Copy each of the following entries back without change.

*** DATA SHOWN Section Begins ***

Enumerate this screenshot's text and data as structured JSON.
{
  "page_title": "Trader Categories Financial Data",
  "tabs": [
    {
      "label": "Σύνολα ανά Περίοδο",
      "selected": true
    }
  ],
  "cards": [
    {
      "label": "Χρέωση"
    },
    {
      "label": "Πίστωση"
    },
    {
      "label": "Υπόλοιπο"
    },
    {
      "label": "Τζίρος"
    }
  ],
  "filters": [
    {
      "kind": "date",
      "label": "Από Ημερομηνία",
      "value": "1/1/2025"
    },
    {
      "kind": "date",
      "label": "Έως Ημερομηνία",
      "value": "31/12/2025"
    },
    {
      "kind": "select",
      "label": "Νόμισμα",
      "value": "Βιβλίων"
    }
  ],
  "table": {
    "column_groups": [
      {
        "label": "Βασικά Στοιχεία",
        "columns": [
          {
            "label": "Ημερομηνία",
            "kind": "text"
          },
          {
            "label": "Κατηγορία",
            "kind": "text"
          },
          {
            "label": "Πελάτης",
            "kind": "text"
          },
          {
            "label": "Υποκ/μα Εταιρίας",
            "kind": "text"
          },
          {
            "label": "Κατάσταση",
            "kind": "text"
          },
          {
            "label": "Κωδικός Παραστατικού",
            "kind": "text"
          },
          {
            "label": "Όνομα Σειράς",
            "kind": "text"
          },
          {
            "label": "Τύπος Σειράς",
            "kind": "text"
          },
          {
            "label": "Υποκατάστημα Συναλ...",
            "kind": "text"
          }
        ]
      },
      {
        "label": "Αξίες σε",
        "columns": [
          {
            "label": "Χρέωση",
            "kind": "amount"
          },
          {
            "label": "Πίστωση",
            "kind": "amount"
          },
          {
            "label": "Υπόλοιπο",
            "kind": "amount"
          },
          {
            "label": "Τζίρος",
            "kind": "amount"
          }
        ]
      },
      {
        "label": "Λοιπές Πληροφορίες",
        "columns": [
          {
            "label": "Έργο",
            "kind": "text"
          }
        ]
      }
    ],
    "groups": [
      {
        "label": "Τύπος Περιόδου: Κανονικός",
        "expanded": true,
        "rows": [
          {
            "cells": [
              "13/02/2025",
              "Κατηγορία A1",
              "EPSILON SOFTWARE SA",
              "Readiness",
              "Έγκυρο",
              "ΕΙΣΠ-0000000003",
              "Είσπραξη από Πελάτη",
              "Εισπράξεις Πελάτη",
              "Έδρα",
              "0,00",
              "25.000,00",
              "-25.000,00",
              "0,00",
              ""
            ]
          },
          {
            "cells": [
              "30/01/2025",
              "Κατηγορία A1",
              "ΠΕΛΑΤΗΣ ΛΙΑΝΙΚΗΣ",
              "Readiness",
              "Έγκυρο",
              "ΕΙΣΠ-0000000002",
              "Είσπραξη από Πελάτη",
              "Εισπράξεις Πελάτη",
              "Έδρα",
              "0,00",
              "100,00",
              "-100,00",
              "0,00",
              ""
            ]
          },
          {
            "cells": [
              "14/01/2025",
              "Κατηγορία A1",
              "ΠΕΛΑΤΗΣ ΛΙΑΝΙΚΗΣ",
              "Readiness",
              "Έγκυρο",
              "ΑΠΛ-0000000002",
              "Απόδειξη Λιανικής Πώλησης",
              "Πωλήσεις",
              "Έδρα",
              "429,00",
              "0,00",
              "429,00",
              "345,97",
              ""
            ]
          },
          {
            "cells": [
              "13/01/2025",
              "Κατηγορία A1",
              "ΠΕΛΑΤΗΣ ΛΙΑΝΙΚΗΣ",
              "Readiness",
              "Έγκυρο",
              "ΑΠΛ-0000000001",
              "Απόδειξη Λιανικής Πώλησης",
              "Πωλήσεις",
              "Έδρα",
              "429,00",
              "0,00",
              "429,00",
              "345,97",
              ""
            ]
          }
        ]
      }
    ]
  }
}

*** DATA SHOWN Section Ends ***

• _TASK OUTPUT_:
Enumerate this screenshot's text and data as structured JSON.
{
  "page_title": "Trader Categories Financial Data",
  "tabs": [
    {
      "label": "Σύνολα ανά Περίοδο",
      "selected": true
    }
  ],
  "cards": [
    {
      "label": "Χρέωση"
    },
    {
      "label": "Πίστωση"
    },
    {
      "label": "Υπόλοιπο"
    },
    {
      "label": "Τζίρος"
    }
  ],
  "filters": [
    {
      "kind": "date",
      "label": "Από Ημερομηνία",
      "value": "1/1/2025"
    },
    {
      "kind": "date",
      "label": "Έως Ημερομηνία",
      "value": "31/12/2025"
    },
    {
      "kind": "select",
      "label": "Νόμισμα",
      "value": "Βιβλίων"
    }
  ],
  "table": {
    "column_groups": [
      {
        "label": "Βασικά Στοιχεία",
        "columns": [
          {
            "label": "Ημερομηνία",
            "kind": "text"
          },
          {
            "label": "Κατηγορία",
            "kind": "text"
          },
          {
            "label": "Πελάτης",
            "kind": "text"
          },
          {
            "label": "Υποκ/μα Εταιρίας",
            "kind": "text"
          },
          {
            "label": "Κατάσταση",
            "kind": "text"
          },
          {
            "label": "Κωδικός Παραστατικού",
            "kind": "text"
          },
          {
            "label": "Όνομα Σειράς",
            "kind": "text"
          },
          {
            "label": "Τύπος Σειράς",
            "kind": "text"
          },
          {
            "label": "Υποκατάστημα Συναλ...",
            "kind": "text"
          }
        ]
      },
      {
        "label": "Αξίες σε",
        "columns": [
          {
            "label": "Χρέωση",
            "kind": "amount"
          },
          {
            "label": "Πίστωση",
            "kind": "amount"
          },
          {
            "label": "Υπόλοιπο",
            "kind": "amount"
          },
          {
            "label": "Τζίρος",
            "kind": "amount"
          }
        ]
      },
      {
        "label": "Λοιπές Πληροφορίες",
        "columns": [
          {
            "label": "Έργο",
            "kind": "text"
          }
        ]
      }
    ],
    "groups": [
      {
        "label": "Τύπος Περιόδου: Κανονικός",
        "expanded": true,
        "rows": [
          {
            "cells": [
              "13/02/2025",
              "Κατηγορία A1",
              "EPSILON SOFTWARE SA",
              "Readiness",
              "Έγκυρο",
              "ΕΙΣΠ-0000000003",
              "Είσπραξη από Πελάτη",
              "Εισπράξεις Πελάτη",
              "Έδρα",
              "0,00",
              "25.000,00",
              "-25.000,00",
              "0,00",
              ""
            ]
          },
          {
            "cells": [
              "30/01/2025",
              "Κατηγορία A1",
              "ΠΕΛΑΤΗΣ ΛΙΑΝΙΚΗΣ",
              "Readiness",
              "Έγκυρο",
              "ΕΙΣΠ-0000000002",
              "Είσπραξη από Πελάτη",
              "Εισπράξεις Πελάτη",
              "Έδρα",
              "0,00",
              "100,00",
              "-100,00",
              "0,00",
              ""
            ]
          },
          {
            "cells": [
              "14/01/2025",
              "Κατηγορία A1",
              "ΠΕΛΑΤΗΣ ΛΙΑΝΙΚΗΣ",
              "Readiness",
              "Έγκυρο",
              "ΑΠΛ-0000000002",
              "Απόδειξη Λιανικής Πώλησης",
              "Πωλήσεις",
              "Έδρα",
              "429,00",
              "0,00",
              "429,00",
              "345,97",
              ""
            ]
          },
          {
            "cells": [
              "13/01/2025",
              "Κατηγορία A1",
              "ΠΕΛΑΤΗΣ ΛΙΑΝΙΚΗΣ",
              "Readiness",
              "Έγκυρο",
              "ΑΠΛ-0000000001",
              "Απόδειξη Λιανικής Πώλησης",
              "Πωλήσεις",
              "Έδρα",
              "429,00",
              "0,00",
              "429,00",
              "345,97",
              ""
            ]
          }
        ]
      }
    ]
  }
}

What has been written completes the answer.